Interscope/Trauma Records act Bush maintained its hold on the top spot on the music chart, with more than 200,000 copies of its sophomore offering going home last week with consumers, according to label execs.
For the week ending Dec. 1, Interscope also again held the No. 2 spot on the chart, thanks to sales of more than 197,000 copies of No Doubt’s “Tragic Kingdom” album.
Last week, Interscope tied a 20-year record by holding the top four spots on the Top 200 chart with releases from Bush, No Doubt, Snoop Doggy Dogg and 2Pac (as Makaveli). Columbia Records last did it in 1976 with Bob Dylan, Paul Simon, Earth, Wind & Fire and Chicago.
No Doubt’s disc was among the 11 albums in the top 15 showing sales gains from the previous week, a list that also included Epic Records songstress Celine Dion.
Dion’s “Falling Into You” album continues to surprise industry insiders as it holds its own amid the urban music-heavy chart after 38 weeks of release.

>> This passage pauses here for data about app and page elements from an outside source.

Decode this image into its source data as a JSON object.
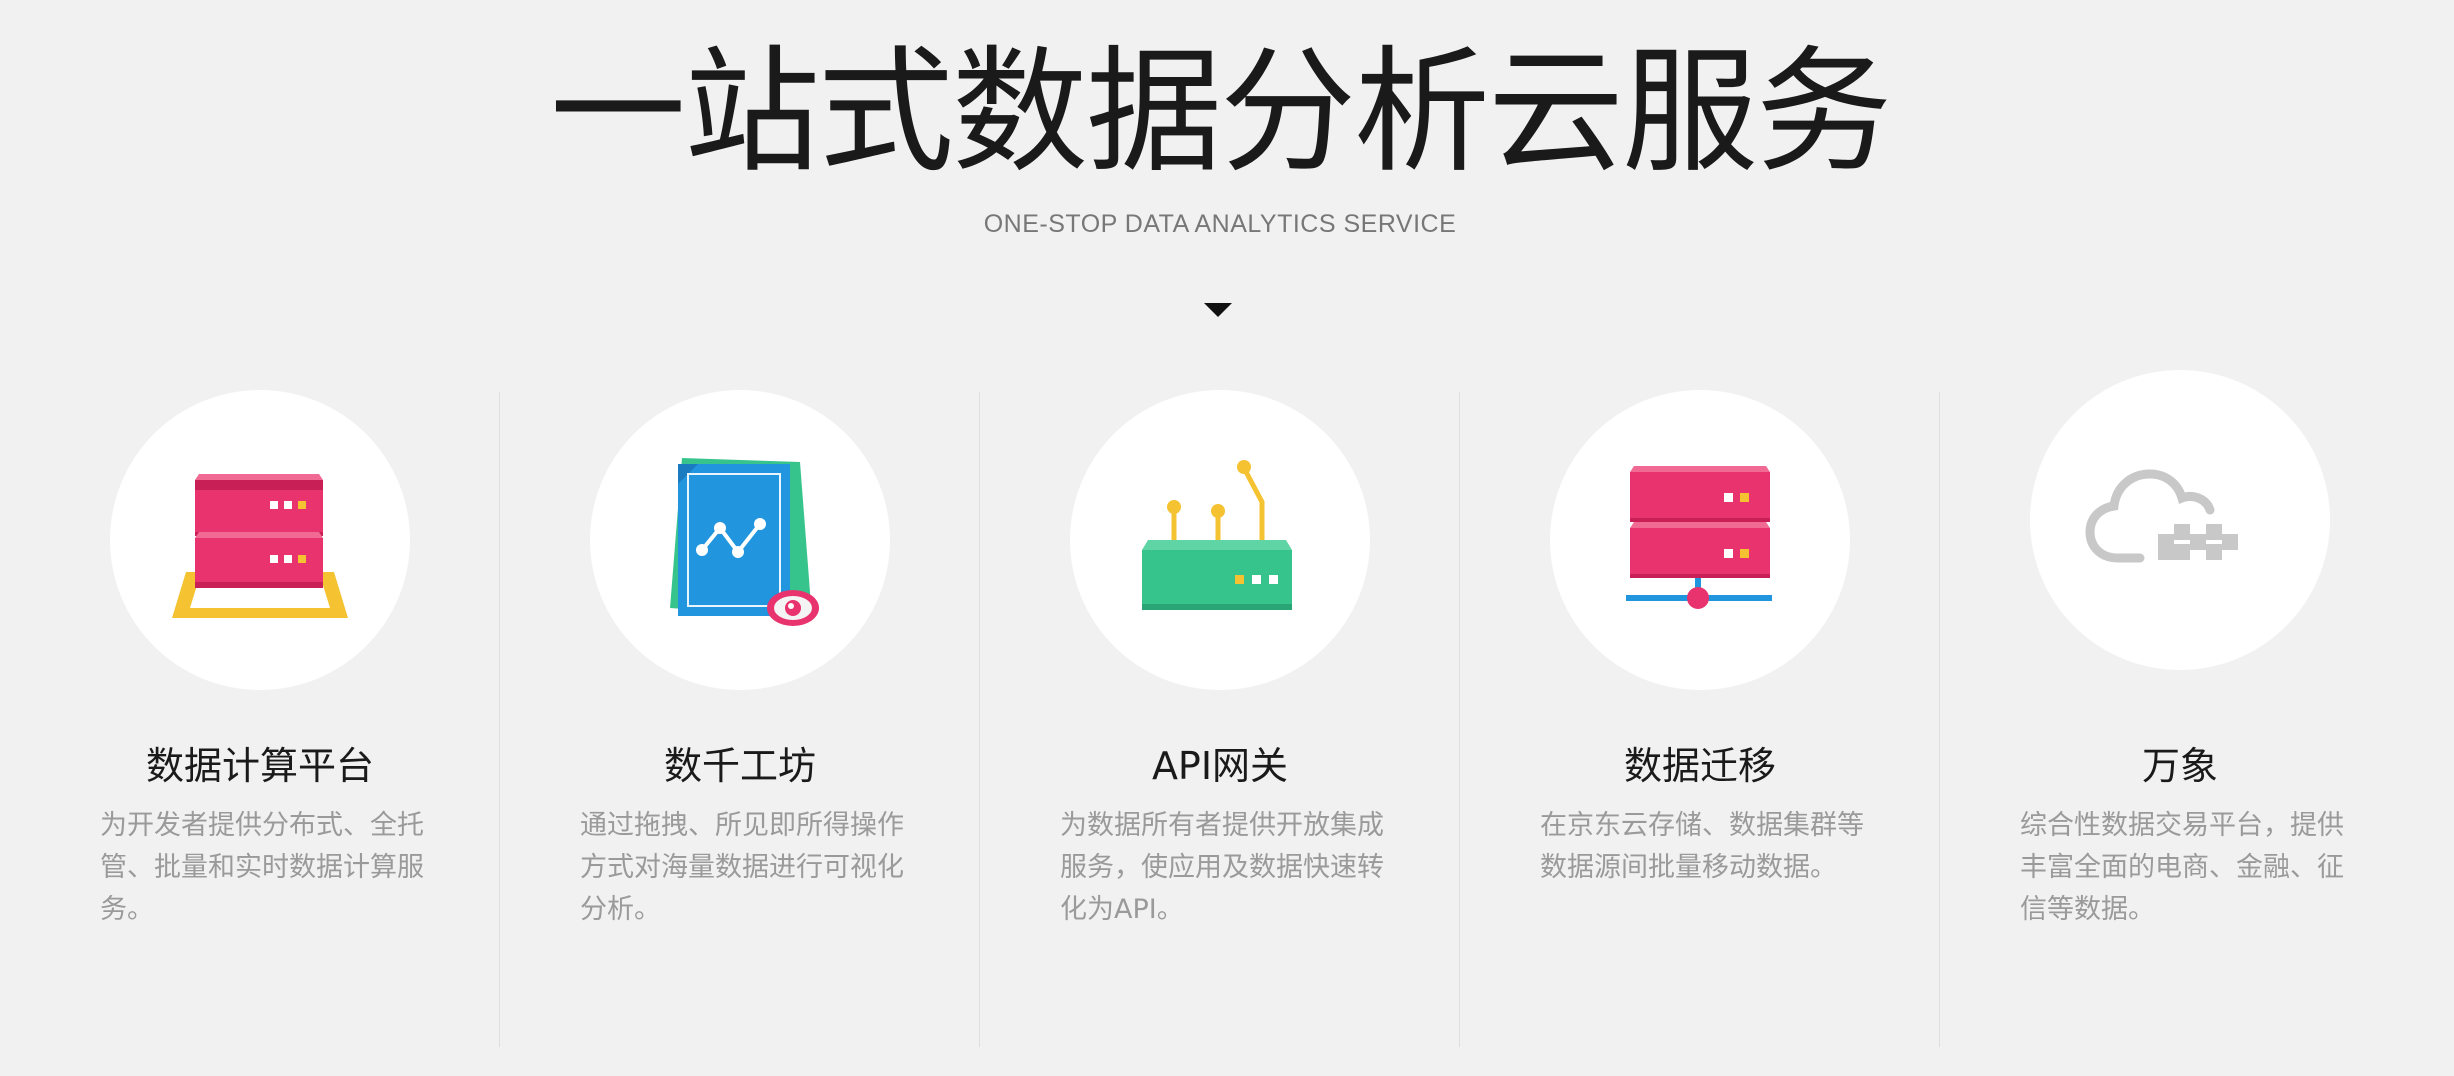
{
  "hero": {
    "title": "一站式数据分析云服务",
    "subtitle": "ONE-STOP DATA ANALYTICS SERVICE",
    "arrow_icon": "triangle-down-icon"
  },
  "colors": {
    "background": "#f1f1f1",
    "pink": "#e8336e",
    "yellow": "#f5c231",
    "blue": "#2196de",
    "green": "#36c48c",
    "gray_icon": "#c8c8c8"
  },
  "cards": [
    {
      "icon": "server-stack-icon",
      "title": "数据计算平台",
      "desc": "为开发者提供分布式、全托管、批量和实时数据计算服务。"
    },
    {
      "icon": "chart-document-icon",
      "title": "数千工坊",
      "desc": "通过拖拽、所见即所得操作方式对海量数据进行可视化分析。"
    },
    {
      "icon": "router-gateway-icon",
      "title": "API网关",
      "desc": "为数据所有者提供开放集成服务，使应用及数据快速转化为API。"
    },
    {
      "icon": "server-network-icon",
      "title": "数据迁移",
      "desc": "在京东云存储、数据集群等数据源间批量移动数据。"
    },
    {
      "icon": "cloud-puzzle-icon",
      "title": "万象",
      "desc": "综合性数据交易平台，提供丰富全面的电商、金融、征信等数据。"
    }
  ]
}
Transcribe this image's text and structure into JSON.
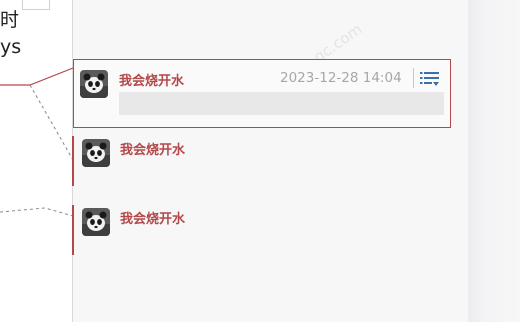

Dr. Dre’s first disc on his new Aftermath label (distributed by Interscope through MCA’s Uni Distribution) bowed at No. 6, with more than 124,000 copies of “Dr. Dre Presents” just edging out Death Row Records rapper and former labelmate 2Pac with 123,000 copies of “Don Killuminati: The 7 Day Theory.”
Uni again led the market share charge among the big-six distributors by logging a 17.3 % share.
The impressive take was followed by Warners’ WEA posting a 16.6% and BMG’s 15.62% share. Sony posted a 13.66% share, Polygram’s PGD checked in with 11% and EMI’s EMD nabbed a 7.97% share.
Other surprises included a 25-spot jump by Rod Stewart’s “If We Fall in Love Tonight,” which sold more than 71,000 copies, more than doubling his tally last week. The jump is partly attributable to the usually press-shy Stewart doing a flurry of promotions including in-store appearances and singing on “Oprah Winfrey.”
Snoop Doggy Dogg’s “Tha Doggfather” drops just three spots on sales of slightly more than 144,000 copies to No. 4, while the urban-flavored soundtrack to “Space Jam” moves up three to earn the No. 5 spot with sales of more than 130,000 copies.
Soundtrack action included Capitol’s “William Shakespeare’s Romeo & Juliet” moving up to No. 8 on sales of 118,000 and Arista’s “The Preacher’s Wife” soundtrack bowing at No. 12 on sales of just north of 90,000 copies.
Prince’s first post-Warner Bros. disc, “Emancipation,” dropped from No. 11 to No. 38 despite a highly touted appearance on “Oprah.”